This company has forged unique corporate social responsibility partnerships with brands such as Whole Foods, Starbucks, Google, and Target. Devlin, a 2003 Broad College of Business graduate, inspires and educates people with everyday opportunities on how to create a life-changing impact through one simple act.
Devlin’s creativity earned him a spot on Fast Company’s 2017 list of 100 Most Creative People in Business.
In spite of This Bar’s continuing success and growth, Devlin and his team remain committed to what inspired them in the first place.
“Our mission has and will continue to be the same as when this company was started,” he said. “How we deliver on that promise has grown and evolved a bit over the years, as we’ve expanded our giving network and begun to explore additional product categories. Simplicity and clarity are our greatest strengths, which have allowed us to stay focused.”

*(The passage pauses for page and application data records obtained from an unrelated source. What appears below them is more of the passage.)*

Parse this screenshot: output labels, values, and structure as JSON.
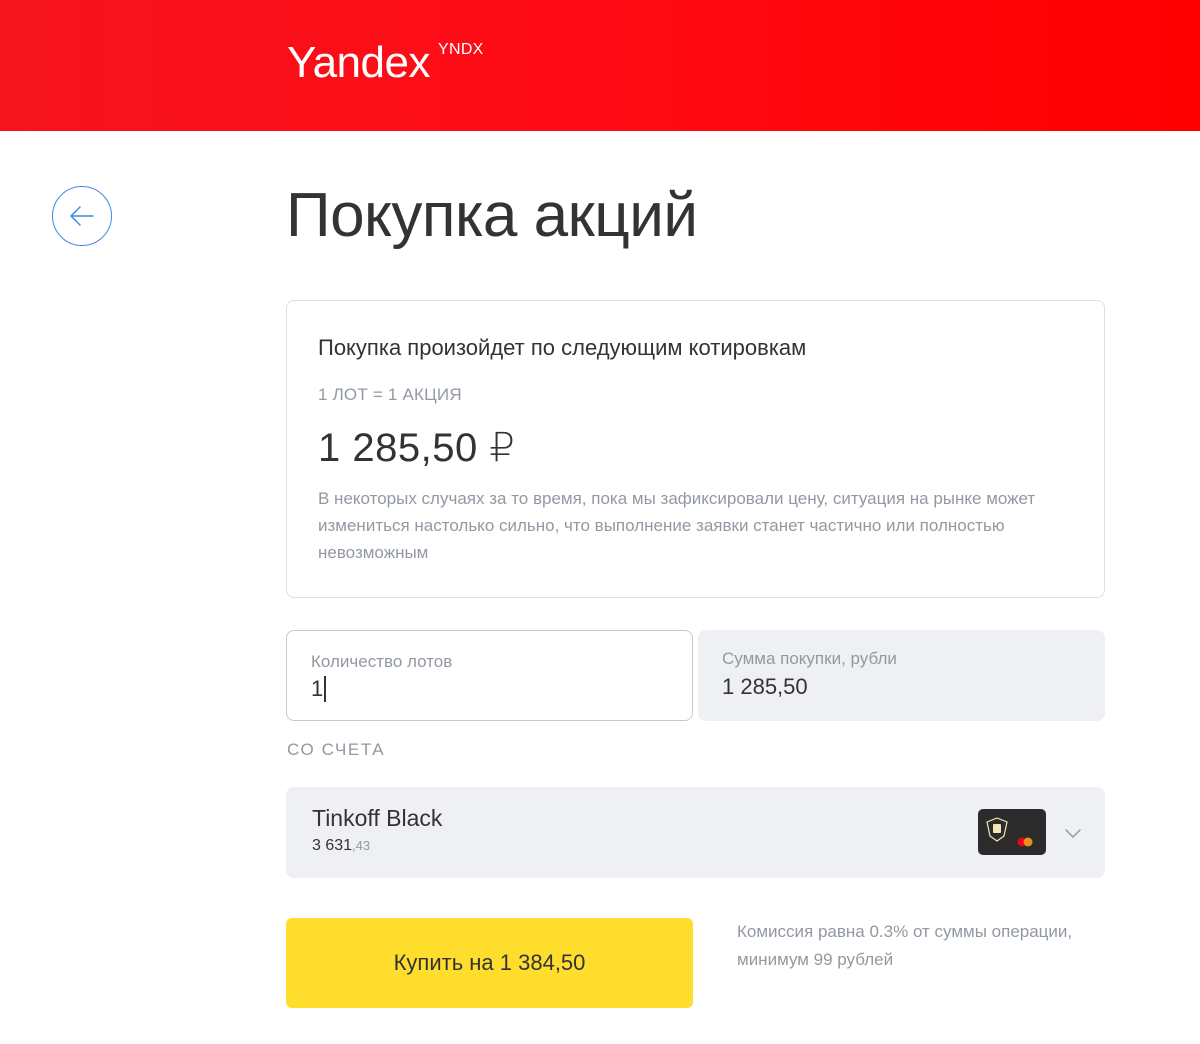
{
  "header": {
    "brand": "Yandex",
    "ticker": "YNDX"
  },
  "page": {
    "title": "Покупка акций"
  },
  "quote": {
    "heading": "Покупка произойдет по следующим котировкам",
    "lot_note": "1 ЛОТ = 1 АКЦИЯ",
    "price": "1 285,50 ₽",
    "disclaimer": "В некоторых случаях за то время, пока мы зафиксировали цену, ситуация на рынке может измениться настолько сильно, что выполнение заявки станет частично или полностью невозможным"
  },
  "order": {
    "quantity_label": "Количество лотов",
    "quantity_value": "1",
    "sum_label": "Сумма покупки, рубли",
    "sum_value": "1 285,50"
  },
  "account": {
    "section_label": "СО СЧЕТА",
    "name": "Tinkoff Black",
    "balance_whole": "3 631",
    "balance_fraction": ",43"
  },
  "actions": {
    "buy_label": "Купить на 1 384,50",
    "commission_note": "Комиссия равна 0.3% от суммы операции, минимум 99 рублей"
  },
  "icons": {
    "back": "arrow-left-icon",
    "card": "card-logo-icon",
    "dropdown": "chevron-down-icon"
  },
  "colors": {
    "header_red": "#ff0a14",
    "accent_blue": "#3f8ae0",
    "buy_yellow": "#ffdd2d",
    "muted_text": "#9299a2",
    "field_bg": "#eef0f4"
  }
}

Helping Faculty Succeed in the Marketplace
Forrest Carter offers a few tips for faculty innovators and entrepreneurs
In the Eli Broad College of Business, students have access to real-world exposure, encouragement, and financial support through the Burgess Institute for Entrepreneurial Innovation. But students aren’t the only ones with a seat at the table.
Forrest S. “Sam” Carter is the institute’s faculty director. He regularly works with professors hoping to commercialize their ideas. To them (and all other aspiring entrepreneurs), he offers this advice:
Do your homework
It's never too early to consider market viability. If market viability doesn't drive the creation process, it should. Put market research ahead of creative concepts. Let market data drive commercialization.
Adapt or die
What do you do if you determine your original big idea isn't market worthy? Don't obsess over it. Pivot. Think of ways your initial concept could be adjusted to become marketable.
Call in reinforcements
Seek the experts of others in the areas where you're weakest. Invite collaborators. They can help you think through your designs, and surmount legal details when applying for licensing and patents, and forming a company. "Remember you shouldn't have to feel alone: there's an MSU village--including MSU Technologies, Spartan Innovations, The Burgess Institute of Entrepreneurship and Innovation, and more--with deep experience to help turn great ideas into thriving enterprises.